DIRECTIONS
Report every line of the entries that contains the word "Slave".

EXERCISE MATERIAL
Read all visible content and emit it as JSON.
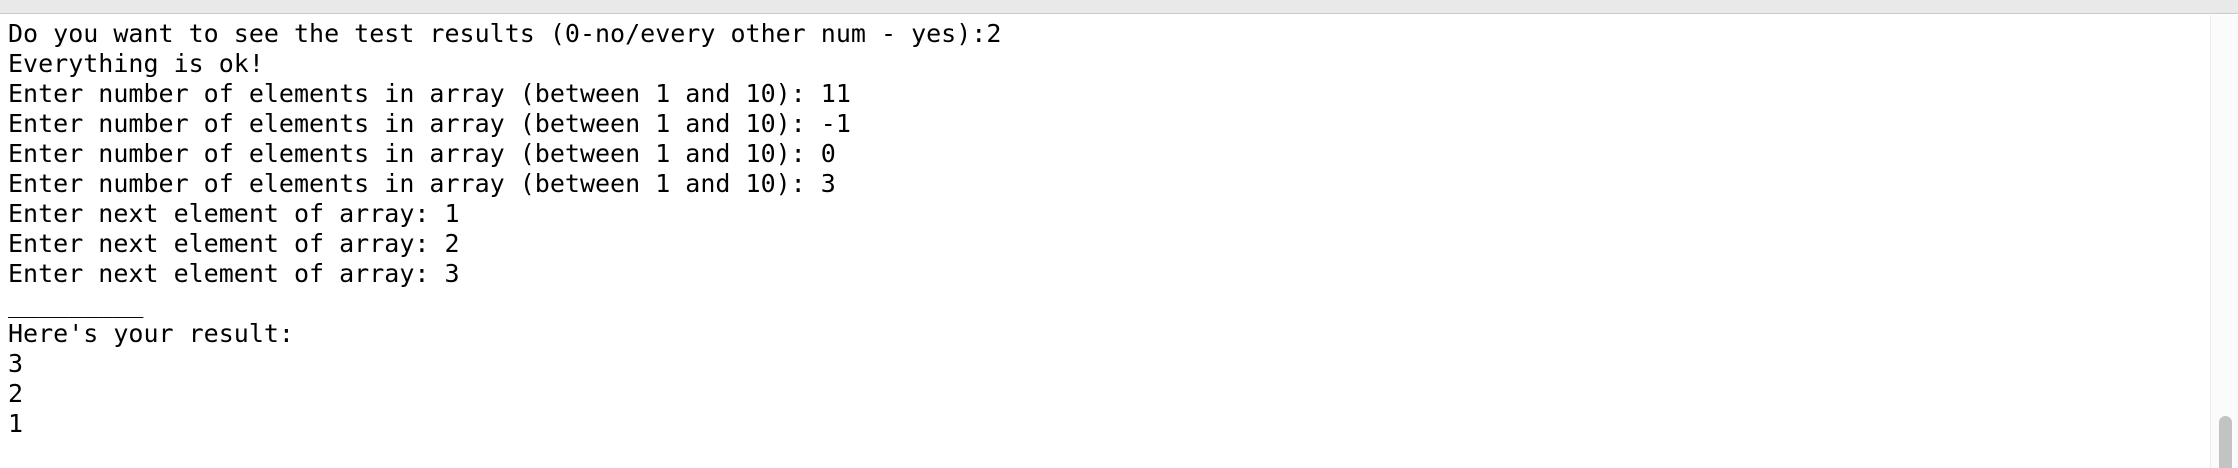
{
  "console": {
    "lines": [
      "Do you want to see the test results (0-no/every other num - yes):2",
      "Everything is ok!",
      "Enter number of elements in array (between 1 and 10): 11",
      "Enter number of elements in array (between 1 and 10): -1",
      "Enter number of elements in array (between 1 and 10): 0",
      "Enter number of elements in array (between 1 and 10): 3",
      "Enter next element of array: 1",
      "Enter next element of array: 2",
      "Enter next element of array: 3",
      "_________",
      "Here's your result:",
      "3",
      "2",
      "1"
    ]
  }
}
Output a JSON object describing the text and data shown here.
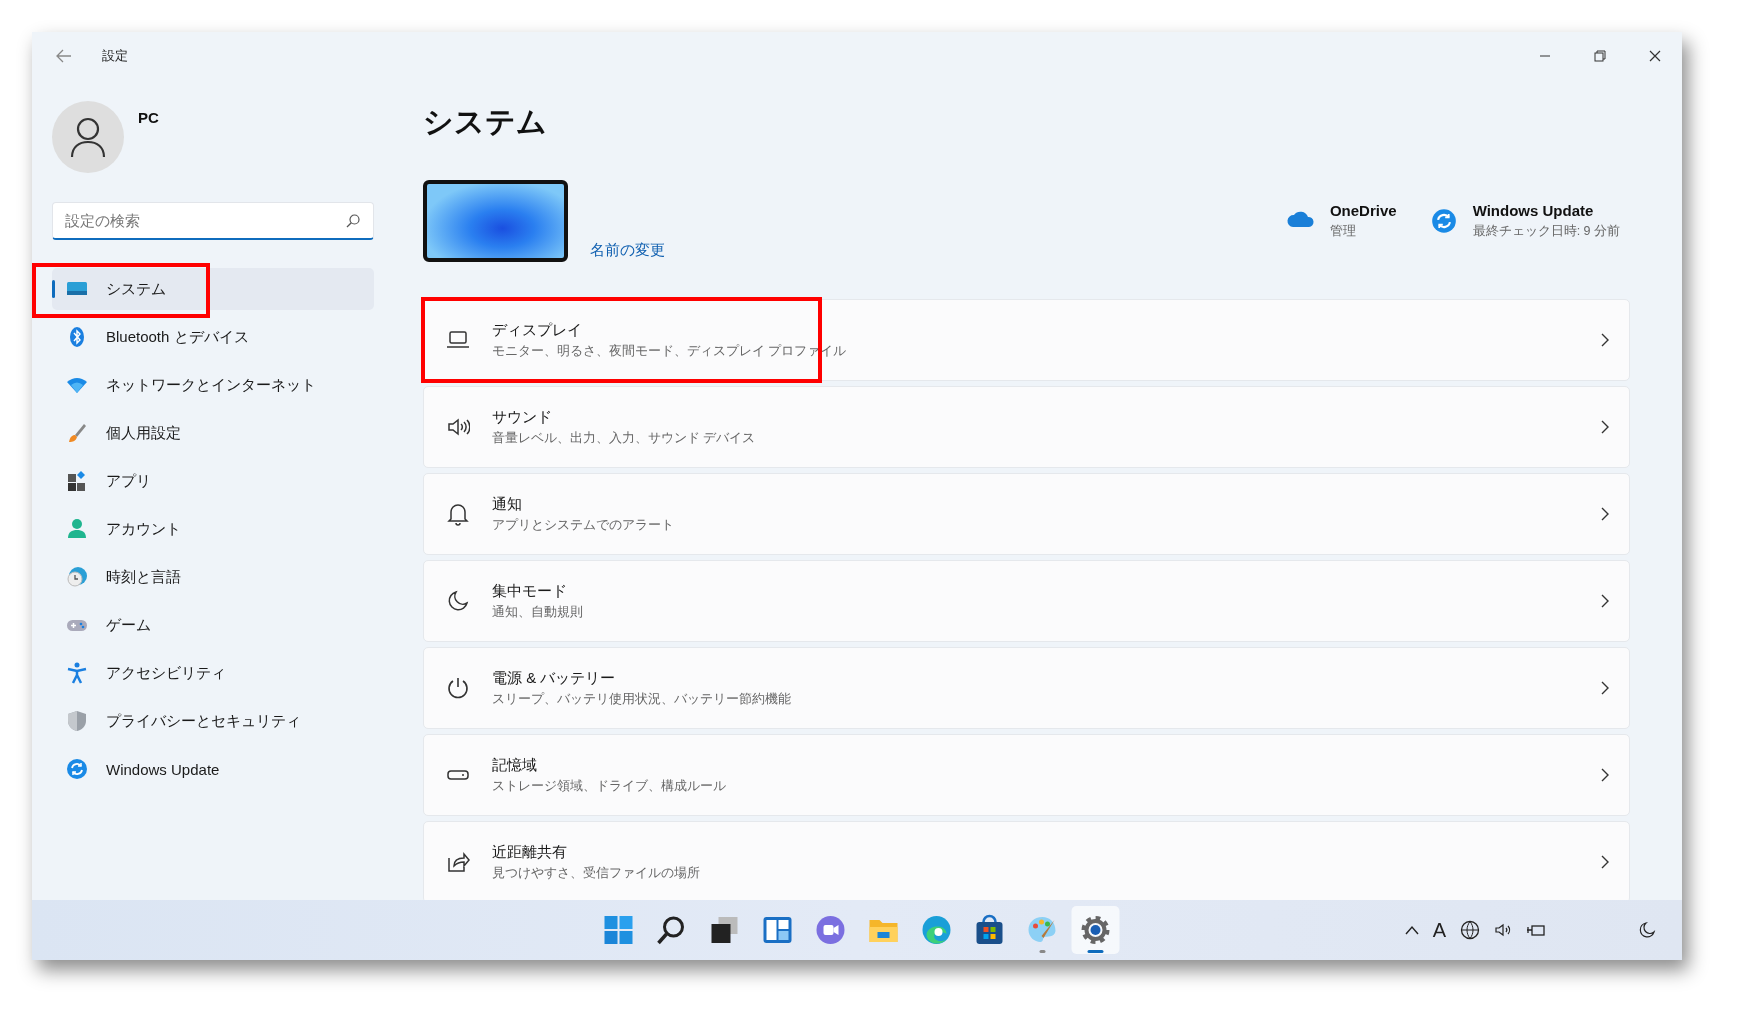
{
  "window": {
    "title": "設定"
  },
  "user": {
    "name": "PC"
  },
  "search": {
    "placeholder": "設定の検索"
  },
  "nav": [
    {
      "label": "システム",
      "selected": true,
      "highlighted": true
    },
    {
      "label": "Bluetooth とデバイス",
      "selected": false,
      "highlighted": false
    },
    {
      "label": "ネットワークとインターネット",
      "selected": false,
      "highlighted": false
    },
    {
      "label": "個人用設定",
      "selected": false,
      "highlighted": false
    },
    {
      "label": "アプリ",
      "selected": false,
      "highlighted": false
    },
    {
      "label": "アカウント",
      "selected": false,
      "highlighted": false
    },
    {
      "label": "時刻と言語",
      "selected": false,
      "highlighted": false
    },
    {
      "label": "ゲーム",
      "selected": false,
      "highlighted": false
    },
    {
      "label": "アクセシビリティ",
      "selected": false,
      "highlighted": false
    },
    {
      "label": "プライバシーとセキュリティ",
      "selected": false,
      "highlighted": false
    },
    {
      "label": "Windows Update",
      "selected": false,
      "highlighted": false
    }
  ],
  "page": {
    "title": "システム",
    "rename_link": "名前の変更",
    "services": [
      {
        "name": "OneDrive",
        "detail": "管理"
      },
      {
        "name": "Windows Update",
        "detail": "最終チェック日時: 9 分前"
      }
    ]
  },
  "cards": [
    {
      "title": "ディスプレイ",
      "subtitle": "モニター、明るさ、夜間モード、ディスプレイ プロファイル",
      "highlighted": true
    },
    {
      "title": "サウンド",
      "subtitle": "音量レベル、出力、入力、サウンド デバイス",
      "highlighted": false
    },
    {
      "title": "通知",
      "subtitle": "アプリとシステムでのアラート",
      "highlighted": false
    },
    {
      "title": "集中モード",
      "subtitle": "通知、自動規則",
      "highlighted": false
    },
    {
      "title": "電源 & バッテリー",
      "subtitle": "スリープ、バッテリ使用状況、バッテリー節約機能",
      "highlighted": false
    },
    {
      "title": "記憶域",
      "subtitle": "ストレージ領域、ドライブ、構成ルール",
      "highlighted": false
    },
    {
      "title": "近距離共有",
      "subtitle": "見つけやすさ、受信ファイルの場所",
      "highlighted": false
    }
  ],
  "taskbar": {
    "apps": [
      {
        "selected": false,
        "running": false
      },
      {
        "selected": false,
        "running": false
      },
      {
        "selected": false,
        "running": false
      },
      {
        "selected": false,
        "running": false
      },
      {
        "selected": false,
        "running": false
      },
      {
        "selected": false,
        "running": false
      },
      {
        "selected": false,
        "running": false
      },
      {
        "selected": false,
        "running": false
      },
      {
        "selected": false,
        "running": true
      },
      {
        "selected": true,
        "running": true
      }
    ],
    "ime": "A"
  }
}
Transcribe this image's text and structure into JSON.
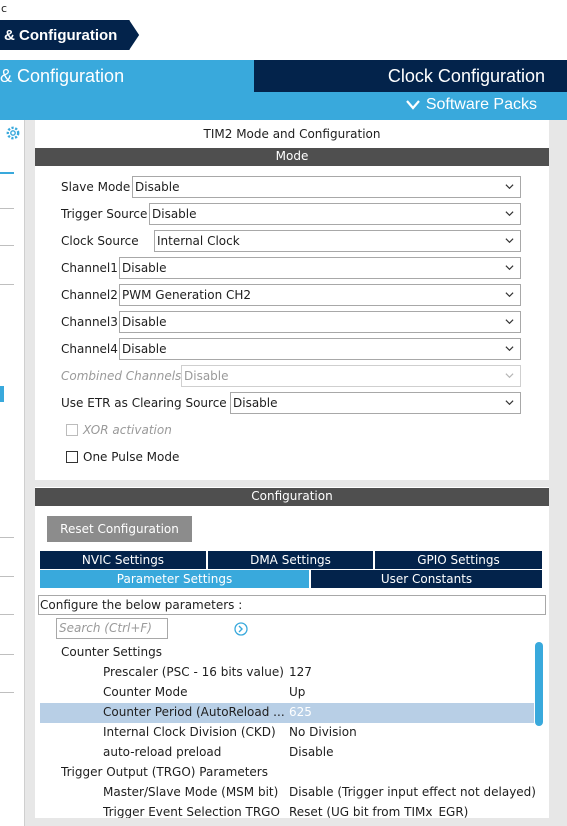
{
  "window": {
    "title": "c"
  },
  "breadcrumb": {
    "label": "& Configuration"
  },
  "tabs": {
    "pinout": "& Configuration",
    "clock": "Clock Configuration"
  },
  "software_packs": {
    "label": "Software Packs",
    "icon": "chevron-down-icon"
  },
  "mode_panel": {
    "title": "TIM2 Mode and Configuration",
    "section": "Mode",
    "rows": [
      {
        "label": "Slave Mode",
        "value": "Disable"
      },
      {
        "label": "Trigger Source",
        "value": "Disable"
      },
      {
        "label": "Clock Source",
        "value": "Internal Clock"
      },
      {
        "label": "Channel1",
        "value": "Disable"
      },
      {
        "label": "Channel2",
        "value": "PWM Generation CH2"
      },
      {
        "label": "Channel3",
        "value": "Disable"
      },
      {
        "label": "Channel4",
        "value": "Disable"
      },
      {
        "label": "Combined Channels",
        "value": "Disable"
      },
      {
        "label": "Use ETR as Clearing Source",
        "value": "Disable"
      }
    ],
    "checkboxes": [
      {
        "label": "XOR activation",
        "checked": false
      },
      {
        "label": "One Pulse Mode",
        "checked": false
      }
    ]
  },
  "config_panel": {
    "section": "Configuration",
    "reset_label": "Reset Configuration",
    "tabs_top": [
      "NVIC Settings",
      "DMA Settings",
      "GPIO Settings"
    ],
    "tabs_bottom": [
      "Parameter Settings",
      "User Constants"
    ],
    "info": "Configure the below parameters :",
    "search_placeholder": "Search (Ctrl+F)",
    "tree": [
      {
        "key": "Counter Settings",
        "value": ""
      },
      {
        "key": "Prescaler (PSC - 16 bits value)",
        "value": "127"
      },
      {
        "key": "Counter Mode",
        "value": "Up"
      },
      {
        "key": "Counter Period (AutoReload ...",
        "value": "625"
      },
      {
        "key": "Internal Clock Division (CKD)",
        "value": "No Division"
      },
      {
        "key": "auto-reload preload",
        "value": "Disable"
      },
      {
        "key": "Trigger Output (TRGO) Parameters",
        "value": ""
      },
      {
        "key": "Master/Slave Mode (MSM bit)",
        "value": "Disable (Trigger input effect not delayed)"
      },
      {
        "key": "Trigger Event Selection TRGO",
        "value": "Reset (UG bit from TIMx_EGR)"
      }
    ]
  },
  "colors": {
    "navy": "#03234b",
    "accent": "#39a9dc",
    "section_bar": "#4f4f4f",
    "selected_row": "#b8cfe6"
  }
}
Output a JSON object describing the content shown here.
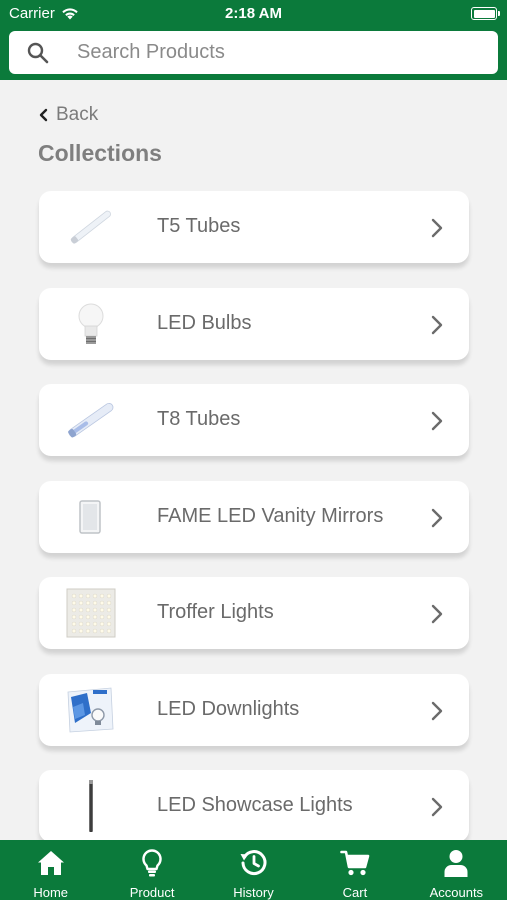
{
  "status": {
    "carrier": "Carrier",
    "time": "2:18 AM"
  },
  "search": {
    "placeholder": "Search Products",
    "value": ""
  },
  "nav": {
    "back_label": "Back"
  },
  "page": {
    "title": "Collections"
  },
  "collections": [
    {
      "label": "T5 Tubes",
      "thumb": "t5-tube-image"
    },
    {
      "label": "LED Bulbs",
      "thumb": "led-bulb-image"
    },
    {
      "label": "T8 Tubes",
      "thumb": "t8-tube-image"
    },
    {
      "label": "FAME LED Vanity Mirrors",
      "thumb": "vanity-mirror-image"
    },
    {
      "label": "Troffer Lights",
      "thumb": "troffer-light-image"
    },
    {
      "label": "LED Downlights",
      "thumb": "downlight-image"
    },
    {
      "label": "LED Showcase Lights",
      "thumb": "showcase-light-image"
    }
  ],
  "tabbar": {
    "items": [
      {
        "label": "Home",
        "icon": "home-icon"
      },
      {
        "label": "Product",
        "icon": "lightbulb-icon"
      },
      {
        "label": "History",
        "icon": "history-icon"
      },
      {
        "label": "Cart",
        "icon": "cart-icon"
      },
      {
        "label": "Accounts",
        "icon": "account-icon"
      }
    ]
  },
  "colors": {
    "brand_green": "#0b7a3b",
    "background": "#f2f2f2",
    "text_gray": "#6a6a6a"
  }
}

SOLUTION BELOW
        "label": "Slave Mode",
        "key": "Master/Slave Mode (MSM bit)",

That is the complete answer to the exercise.